The official said there were strict restrictions on the use of organs of executed criminals, and such cases were "quite exceptional".
Rights groups say China's transplant business is profit-driven with little regard for medical ethics.
Voluntary donations remain far below demand in China, partly because of cultural biases against organ removal before burial.
Chinese transplant specialists have estimated as much as 99 per cent of transplanted organs come from executed prisoners, according to a report by Amnesty International last year.
The official said organs of executed criminals were used for transplants only when "the criminals have voluntarily expressed the wish to donate their organs … or their families have given consent to such usage".
"There is no difference in the procedures of body or organ donation between deceased ordinary citizens and executed criminals," the official said.
State media reported in November that China planned to tighten its organ transplant rules to prevent patients being abused.

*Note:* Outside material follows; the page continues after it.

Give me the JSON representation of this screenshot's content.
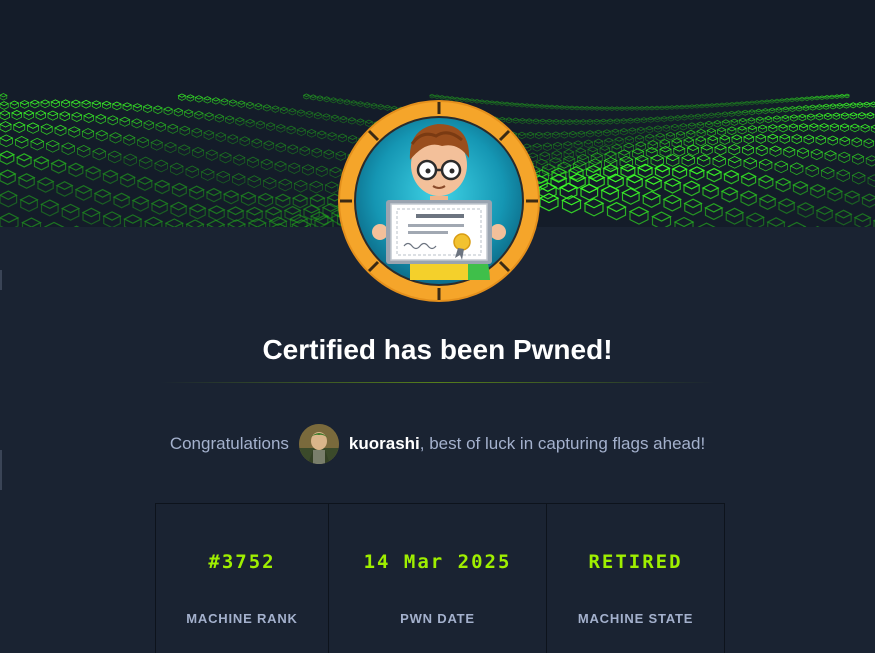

Amnesty International says China executed at least 1,770 people in 2005 - about 80 per cent of the world's total.
China has not revealed the number of executions it carries out.